• **Aim of the exercise**: Your result should be every line of the records below that contains the word "this".

[Items listed in a dataset]

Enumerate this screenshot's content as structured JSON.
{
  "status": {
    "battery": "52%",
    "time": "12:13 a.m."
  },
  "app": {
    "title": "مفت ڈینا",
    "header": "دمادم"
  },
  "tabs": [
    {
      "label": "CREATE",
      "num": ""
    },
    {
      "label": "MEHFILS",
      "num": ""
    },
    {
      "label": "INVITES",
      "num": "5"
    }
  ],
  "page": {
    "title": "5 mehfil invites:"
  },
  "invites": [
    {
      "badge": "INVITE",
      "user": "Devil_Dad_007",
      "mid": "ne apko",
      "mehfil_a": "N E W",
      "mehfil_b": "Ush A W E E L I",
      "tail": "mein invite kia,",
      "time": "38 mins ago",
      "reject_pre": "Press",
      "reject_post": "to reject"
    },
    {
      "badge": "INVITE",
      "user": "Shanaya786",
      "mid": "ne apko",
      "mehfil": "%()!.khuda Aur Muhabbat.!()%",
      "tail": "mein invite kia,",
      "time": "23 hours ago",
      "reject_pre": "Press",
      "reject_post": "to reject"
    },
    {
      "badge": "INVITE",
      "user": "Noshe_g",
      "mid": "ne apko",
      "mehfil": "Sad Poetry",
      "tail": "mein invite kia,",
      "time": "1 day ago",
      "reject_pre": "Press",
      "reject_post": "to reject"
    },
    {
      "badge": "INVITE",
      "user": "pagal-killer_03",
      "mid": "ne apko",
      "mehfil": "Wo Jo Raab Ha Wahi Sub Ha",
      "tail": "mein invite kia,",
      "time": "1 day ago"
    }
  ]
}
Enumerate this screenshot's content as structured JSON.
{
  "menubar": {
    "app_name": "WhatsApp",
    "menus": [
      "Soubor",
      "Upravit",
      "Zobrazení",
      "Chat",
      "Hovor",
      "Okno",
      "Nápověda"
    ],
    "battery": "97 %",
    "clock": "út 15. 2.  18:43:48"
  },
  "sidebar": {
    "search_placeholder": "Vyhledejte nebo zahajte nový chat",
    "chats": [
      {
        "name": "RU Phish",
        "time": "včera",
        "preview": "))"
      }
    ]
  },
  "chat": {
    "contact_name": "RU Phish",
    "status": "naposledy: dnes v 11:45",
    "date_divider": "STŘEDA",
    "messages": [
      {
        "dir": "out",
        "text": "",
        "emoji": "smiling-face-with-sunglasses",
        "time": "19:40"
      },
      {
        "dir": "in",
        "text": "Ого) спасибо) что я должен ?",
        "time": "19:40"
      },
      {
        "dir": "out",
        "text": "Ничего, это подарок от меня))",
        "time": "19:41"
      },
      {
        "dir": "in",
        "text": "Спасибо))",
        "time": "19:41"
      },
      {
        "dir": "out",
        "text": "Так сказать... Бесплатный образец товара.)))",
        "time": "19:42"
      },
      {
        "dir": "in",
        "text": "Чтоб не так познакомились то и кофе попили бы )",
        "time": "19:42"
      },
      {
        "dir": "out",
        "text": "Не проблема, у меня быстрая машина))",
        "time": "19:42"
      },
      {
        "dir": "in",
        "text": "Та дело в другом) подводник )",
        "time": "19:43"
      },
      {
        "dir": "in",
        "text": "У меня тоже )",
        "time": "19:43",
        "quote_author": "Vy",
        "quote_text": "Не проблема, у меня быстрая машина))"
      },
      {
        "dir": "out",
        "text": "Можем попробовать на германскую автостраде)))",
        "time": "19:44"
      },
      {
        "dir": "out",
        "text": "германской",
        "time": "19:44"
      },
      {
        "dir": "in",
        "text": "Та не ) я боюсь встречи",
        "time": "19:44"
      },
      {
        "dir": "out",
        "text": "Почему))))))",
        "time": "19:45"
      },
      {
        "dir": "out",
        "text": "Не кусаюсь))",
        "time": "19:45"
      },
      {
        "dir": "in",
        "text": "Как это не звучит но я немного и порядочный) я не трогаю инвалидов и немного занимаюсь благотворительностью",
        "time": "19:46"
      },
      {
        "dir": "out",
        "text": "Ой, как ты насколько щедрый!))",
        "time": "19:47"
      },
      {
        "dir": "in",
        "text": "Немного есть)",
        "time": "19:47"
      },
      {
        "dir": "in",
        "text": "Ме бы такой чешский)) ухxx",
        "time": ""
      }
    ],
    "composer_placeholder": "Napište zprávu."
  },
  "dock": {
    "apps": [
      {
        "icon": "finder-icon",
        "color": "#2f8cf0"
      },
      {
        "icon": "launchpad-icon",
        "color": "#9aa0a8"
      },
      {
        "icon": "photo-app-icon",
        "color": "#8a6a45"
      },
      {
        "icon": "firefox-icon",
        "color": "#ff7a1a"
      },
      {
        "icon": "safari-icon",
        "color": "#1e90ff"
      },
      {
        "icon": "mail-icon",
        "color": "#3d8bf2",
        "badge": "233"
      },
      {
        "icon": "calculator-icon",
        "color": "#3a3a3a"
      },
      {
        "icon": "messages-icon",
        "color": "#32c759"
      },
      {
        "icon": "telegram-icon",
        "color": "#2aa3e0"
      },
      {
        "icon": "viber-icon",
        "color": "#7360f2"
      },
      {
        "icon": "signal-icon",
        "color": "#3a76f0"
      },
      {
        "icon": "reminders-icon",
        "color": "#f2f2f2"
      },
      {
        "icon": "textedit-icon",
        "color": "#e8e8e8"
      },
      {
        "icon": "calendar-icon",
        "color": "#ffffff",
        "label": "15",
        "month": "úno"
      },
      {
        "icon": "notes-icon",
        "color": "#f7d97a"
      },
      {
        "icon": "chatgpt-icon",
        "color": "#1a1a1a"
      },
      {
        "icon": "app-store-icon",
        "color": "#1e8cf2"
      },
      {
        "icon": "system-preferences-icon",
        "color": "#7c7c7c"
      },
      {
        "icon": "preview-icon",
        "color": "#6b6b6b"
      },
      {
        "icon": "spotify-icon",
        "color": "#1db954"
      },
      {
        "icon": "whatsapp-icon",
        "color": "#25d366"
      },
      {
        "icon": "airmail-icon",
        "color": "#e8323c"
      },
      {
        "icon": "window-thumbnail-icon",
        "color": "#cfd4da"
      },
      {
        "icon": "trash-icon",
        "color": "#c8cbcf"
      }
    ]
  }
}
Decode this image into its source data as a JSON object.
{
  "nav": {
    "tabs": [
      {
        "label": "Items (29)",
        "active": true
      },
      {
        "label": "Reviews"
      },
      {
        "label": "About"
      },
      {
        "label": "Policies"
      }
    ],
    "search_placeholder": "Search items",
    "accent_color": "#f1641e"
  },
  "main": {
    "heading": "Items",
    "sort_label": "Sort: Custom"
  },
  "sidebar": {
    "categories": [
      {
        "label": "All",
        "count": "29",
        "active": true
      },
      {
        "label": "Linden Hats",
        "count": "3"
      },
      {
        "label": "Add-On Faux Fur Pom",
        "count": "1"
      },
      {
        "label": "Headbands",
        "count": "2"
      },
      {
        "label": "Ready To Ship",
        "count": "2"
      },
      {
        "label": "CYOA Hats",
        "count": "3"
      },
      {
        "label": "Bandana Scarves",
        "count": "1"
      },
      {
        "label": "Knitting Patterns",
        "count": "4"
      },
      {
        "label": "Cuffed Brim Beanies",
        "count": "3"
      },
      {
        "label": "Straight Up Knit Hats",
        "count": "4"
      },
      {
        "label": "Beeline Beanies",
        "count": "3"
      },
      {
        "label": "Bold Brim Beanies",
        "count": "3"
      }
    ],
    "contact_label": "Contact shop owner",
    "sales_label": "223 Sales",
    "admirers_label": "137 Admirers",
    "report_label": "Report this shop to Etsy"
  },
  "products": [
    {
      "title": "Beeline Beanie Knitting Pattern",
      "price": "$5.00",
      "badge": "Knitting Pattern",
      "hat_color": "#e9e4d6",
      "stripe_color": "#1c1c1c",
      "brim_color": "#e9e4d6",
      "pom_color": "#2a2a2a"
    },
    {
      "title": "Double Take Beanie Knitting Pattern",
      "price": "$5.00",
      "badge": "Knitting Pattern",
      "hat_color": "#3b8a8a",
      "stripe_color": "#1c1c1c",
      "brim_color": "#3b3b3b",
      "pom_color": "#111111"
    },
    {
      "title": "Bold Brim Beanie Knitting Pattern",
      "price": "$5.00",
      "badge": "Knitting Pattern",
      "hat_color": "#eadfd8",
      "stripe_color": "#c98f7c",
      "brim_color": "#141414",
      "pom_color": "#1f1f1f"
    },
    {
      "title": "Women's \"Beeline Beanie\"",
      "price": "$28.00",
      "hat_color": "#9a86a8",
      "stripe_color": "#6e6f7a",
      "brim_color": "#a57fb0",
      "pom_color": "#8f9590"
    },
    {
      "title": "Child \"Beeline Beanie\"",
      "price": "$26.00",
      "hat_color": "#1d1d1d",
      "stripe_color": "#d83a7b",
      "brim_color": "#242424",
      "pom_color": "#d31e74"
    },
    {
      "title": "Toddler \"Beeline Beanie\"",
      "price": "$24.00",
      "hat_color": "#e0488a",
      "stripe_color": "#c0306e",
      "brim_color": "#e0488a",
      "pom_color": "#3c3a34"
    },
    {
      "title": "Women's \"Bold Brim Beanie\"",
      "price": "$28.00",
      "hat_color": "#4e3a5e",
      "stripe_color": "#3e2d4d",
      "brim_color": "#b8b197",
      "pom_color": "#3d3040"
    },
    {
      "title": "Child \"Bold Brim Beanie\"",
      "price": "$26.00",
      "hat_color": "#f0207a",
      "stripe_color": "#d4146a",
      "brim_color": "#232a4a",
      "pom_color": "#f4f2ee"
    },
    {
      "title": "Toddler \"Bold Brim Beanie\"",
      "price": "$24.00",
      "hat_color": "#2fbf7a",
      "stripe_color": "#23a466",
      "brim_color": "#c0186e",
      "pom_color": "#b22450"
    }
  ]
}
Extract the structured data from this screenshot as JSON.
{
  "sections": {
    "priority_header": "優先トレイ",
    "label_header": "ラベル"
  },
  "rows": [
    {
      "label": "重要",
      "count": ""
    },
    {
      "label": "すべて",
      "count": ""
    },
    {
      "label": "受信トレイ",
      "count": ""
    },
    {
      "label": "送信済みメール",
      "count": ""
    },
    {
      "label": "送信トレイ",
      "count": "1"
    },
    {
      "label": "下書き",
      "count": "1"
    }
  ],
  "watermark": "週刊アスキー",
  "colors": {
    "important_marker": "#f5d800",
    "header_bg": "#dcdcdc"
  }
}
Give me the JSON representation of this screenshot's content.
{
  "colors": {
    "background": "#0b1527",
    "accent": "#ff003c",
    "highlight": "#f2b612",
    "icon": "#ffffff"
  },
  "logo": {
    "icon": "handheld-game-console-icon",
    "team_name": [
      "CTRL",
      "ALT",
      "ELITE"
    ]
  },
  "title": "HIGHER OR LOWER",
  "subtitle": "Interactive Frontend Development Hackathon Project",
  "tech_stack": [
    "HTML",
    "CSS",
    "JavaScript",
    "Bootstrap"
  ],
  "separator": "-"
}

• **Response area**:
Enumerate this screenshot's content as structured JSON.
Enumerate this screenshot's content as structured JSON.
Decode this image into its source data as a JSON object.
    "report_label": "Report this shop to Etsy"
Extract the structured data from this screenshot as JSON.
Give me the JSON representation of this screenshot's content.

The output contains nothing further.